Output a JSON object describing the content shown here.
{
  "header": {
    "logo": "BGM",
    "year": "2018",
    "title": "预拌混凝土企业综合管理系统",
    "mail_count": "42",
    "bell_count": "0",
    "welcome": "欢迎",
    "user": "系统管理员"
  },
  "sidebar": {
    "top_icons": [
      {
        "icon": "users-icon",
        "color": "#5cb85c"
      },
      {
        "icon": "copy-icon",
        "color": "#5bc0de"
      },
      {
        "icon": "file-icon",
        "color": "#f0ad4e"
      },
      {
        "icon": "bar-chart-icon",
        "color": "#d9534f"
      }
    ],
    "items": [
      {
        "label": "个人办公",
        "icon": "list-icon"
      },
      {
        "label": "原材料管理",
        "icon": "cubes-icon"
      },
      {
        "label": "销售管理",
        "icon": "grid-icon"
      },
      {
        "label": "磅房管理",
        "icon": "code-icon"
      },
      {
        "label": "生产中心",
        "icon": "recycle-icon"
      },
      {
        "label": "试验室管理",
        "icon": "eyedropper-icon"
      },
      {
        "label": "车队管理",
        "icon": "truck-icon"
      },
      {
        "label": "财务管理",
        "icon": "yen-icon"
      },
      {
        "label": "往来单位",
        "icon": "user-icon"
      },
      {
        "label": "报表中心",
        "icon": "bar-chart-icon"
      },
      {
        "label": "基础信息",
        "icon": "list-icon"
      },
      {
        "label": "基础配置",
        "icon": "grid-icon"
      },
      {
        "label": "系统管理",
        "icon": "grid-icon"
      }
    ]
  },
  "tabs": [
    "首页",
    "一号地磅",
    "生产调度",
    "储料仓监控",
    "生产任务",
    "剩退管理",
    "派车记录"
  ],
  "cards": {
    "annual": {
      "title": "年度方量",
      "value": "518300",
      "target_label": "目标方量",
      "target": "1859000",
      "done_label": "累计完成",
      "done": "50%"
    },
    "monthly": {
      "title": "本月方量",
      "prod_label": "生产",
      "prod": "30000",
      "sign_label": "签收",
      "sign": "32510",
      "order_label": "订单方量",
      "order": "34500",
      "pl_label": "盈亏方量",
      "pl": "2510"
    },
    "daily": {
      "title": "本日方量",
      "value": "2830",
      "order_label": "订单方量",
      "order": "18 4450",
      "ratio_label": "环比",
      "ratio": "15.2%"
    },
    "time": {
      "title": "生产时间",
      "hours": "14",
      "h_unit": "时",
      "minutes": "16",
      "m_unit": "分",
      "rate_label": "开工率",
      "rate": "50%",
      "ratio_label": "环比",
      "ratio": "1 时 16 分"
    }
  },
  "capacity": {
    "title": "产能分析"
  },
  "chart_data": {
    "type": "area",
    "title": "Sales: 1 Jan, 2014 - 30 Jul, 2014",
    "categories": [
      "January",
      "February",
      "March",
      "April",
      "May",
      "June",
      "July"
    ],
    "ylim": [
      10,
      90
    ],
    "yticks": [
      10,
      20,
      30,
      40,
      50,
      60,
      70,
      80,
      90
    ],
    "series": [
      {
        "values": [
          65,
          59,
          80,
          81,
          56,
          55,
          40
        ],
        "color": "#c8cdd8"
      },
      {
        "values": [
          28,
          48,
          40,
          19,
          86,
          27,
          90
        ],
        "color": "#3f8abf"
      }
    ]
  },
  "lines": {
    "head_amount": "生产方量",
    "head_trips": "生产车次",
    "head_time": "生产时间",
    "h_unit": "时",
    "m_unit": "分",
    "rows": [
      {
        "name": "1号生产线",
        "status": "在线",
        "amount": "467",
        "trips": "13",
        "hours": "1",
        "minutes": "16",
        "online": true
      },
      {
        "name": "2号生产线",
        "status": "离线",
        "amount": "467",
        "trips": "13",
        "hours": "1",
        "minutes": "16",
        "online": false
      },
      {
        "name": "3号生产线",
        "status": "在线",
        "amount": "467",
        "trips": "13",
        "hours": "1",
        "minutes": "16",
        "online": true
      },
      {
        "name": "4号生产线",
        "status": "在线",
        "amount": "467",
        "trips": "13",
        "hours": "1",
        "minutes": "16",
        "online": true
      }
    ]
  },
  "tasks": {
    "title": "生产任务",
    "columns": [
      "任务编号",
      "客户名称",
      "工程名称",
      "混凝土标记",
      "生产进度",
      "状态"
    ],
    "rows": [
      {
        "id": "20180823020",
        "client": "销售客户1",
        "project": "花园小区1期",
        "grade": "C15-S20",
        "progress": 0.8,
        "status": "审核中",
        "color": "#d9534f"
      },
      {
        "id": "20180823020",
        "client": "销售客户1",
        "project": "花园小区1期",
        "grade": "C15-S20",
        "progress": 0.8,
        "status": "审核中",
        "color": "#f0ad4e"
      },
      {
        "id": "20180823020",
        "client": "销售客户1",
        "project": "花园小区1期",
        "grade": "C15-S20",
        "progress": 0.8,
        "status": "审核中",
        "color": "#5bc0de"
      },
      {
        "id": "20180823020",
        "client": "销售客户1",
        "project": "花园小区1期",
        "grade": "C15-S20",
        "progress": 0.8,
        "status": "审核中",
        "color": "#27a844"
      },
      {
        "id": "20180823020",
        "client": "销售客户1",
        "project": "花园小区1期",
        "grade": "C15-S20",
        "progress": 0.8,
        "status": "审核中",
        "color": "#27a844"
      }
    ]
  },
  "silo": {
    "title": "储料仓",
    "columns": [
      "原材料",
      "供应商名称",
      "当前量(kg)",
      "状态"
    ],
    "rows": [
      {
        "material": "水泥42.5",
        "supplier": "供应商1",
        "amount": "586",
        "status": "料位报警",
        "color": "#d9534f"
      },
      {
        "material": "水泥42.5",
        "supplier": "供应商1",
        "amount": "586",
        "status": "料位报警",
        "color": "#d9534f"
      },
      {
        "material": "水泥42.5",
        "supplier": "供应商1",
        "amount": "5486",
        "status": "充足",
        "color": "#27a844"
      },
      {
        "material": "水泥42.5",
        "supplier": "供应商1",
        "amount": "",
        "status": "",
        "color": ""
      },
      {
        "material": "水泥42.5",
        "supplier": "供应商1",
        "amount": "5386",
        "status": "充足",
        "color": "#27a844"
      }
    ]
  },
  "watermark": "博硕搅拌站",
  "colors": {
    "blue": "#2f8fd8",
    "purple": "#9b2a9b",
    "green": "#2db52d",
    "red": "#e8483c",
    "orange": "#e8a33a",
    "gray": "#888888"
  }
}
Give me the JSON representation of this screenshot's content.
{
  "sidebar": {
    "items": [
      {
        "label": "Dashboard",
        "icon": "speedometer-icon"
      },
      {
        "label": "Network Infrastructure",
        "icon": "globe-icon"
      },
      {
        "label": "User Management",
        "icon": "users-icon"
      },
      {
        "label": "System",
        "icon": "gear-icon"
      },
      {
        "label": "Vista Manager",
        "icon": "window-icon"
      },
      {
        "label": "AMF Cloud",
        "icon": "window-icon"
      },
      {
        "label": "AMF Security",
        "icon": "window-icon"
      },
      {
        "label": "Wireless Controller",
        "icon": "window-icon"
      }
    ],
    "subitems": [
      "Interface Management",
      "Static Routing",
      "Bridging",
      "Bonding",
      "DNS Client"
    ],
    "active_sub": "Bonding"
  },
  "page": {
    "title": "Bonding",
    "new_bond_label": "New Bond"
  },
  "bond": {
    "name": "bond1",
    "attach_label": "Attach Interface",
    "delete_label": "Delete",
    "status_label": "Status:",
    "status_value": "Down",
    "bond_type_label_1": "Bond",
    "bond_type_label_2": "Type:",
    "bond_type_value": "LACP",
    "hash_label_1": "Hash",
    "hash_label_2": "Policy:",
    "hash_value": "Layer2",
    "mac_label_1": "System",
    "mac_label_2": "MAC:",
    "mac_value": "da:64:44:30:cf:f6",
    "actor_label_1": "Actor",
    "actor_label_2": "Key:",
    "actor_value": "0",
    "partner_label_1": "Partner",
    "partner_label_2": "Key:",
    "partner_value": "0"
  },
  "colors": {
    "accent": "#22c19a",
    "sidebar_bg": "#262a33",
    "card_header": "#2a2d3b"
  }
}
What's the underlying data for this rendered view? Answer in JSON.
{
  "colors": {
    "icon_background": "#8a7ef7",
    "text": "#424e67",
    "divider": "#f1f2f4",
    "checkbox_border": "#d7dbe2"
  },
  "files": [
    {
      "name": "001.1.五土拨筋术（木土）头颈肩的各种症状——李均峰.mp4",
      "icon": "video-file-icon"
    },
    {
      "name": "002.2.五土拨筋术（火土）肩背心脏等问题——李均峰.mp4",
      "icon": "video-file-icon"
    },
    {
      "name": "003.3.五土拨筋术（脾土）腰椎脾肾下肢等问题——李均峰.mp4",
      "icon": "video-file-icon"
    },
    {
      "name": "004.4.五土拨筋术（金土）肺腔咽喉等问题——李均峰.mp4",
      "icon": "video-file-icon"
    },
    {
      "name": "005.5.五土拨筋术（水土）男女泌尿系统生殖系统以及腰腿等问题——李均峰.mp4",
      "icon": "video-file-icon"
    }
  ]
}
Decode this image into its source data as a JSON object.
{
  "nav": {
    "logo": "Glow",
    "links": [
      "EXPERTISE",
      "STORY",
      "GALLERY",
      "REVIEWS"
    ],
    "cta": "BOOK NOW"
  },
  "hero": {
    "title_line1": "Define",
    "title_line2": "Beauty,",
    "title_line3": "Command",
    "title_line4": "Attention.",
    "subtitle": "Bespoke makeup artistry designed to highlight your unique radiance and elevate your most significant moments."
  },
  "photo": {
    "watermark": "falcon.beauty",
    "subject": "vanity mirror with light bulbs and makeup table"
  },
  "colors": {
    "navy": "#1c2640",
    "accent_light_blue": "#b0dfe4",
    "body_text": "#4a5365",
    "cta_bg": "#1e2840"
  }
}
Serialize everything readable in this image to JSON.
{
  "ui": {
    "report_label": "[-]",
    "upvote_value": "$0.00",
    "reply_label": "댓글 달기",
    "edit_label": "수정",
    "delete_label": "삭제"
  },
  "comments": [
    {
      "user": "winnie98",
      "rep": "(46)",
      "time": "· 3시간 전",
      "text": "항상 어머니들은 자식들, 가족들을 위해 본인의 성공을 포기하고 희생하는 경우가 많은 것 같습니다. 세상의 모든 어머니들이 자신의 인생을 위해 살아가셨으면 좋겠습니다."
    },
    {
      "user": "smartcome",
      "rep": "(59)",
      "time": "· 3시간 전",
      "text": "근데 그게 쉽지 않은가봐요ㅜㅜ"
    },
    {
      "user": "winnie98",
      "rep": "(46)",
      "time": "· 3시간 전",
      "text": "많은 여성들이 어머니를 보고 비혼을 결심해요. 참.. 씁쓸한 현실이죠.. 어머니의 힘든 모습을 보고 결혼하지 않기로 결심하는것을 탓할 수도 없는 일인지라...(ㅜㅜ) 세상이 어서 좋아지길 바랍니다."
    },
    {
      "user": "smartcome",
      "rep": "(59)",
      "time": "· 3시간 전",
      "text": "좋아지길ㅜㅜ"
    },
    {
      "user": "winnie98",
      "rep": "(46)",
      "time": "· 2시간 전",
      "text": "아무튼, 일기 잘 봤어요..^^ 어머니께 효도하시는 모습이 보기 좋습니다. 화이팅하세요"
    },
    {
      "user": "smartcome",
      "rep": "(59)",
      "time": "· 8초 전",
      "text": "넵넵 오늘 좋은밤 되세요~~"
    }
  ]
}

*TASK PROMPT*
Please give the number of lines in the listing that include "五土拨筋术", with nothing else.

*WRITTEN REPLY*
5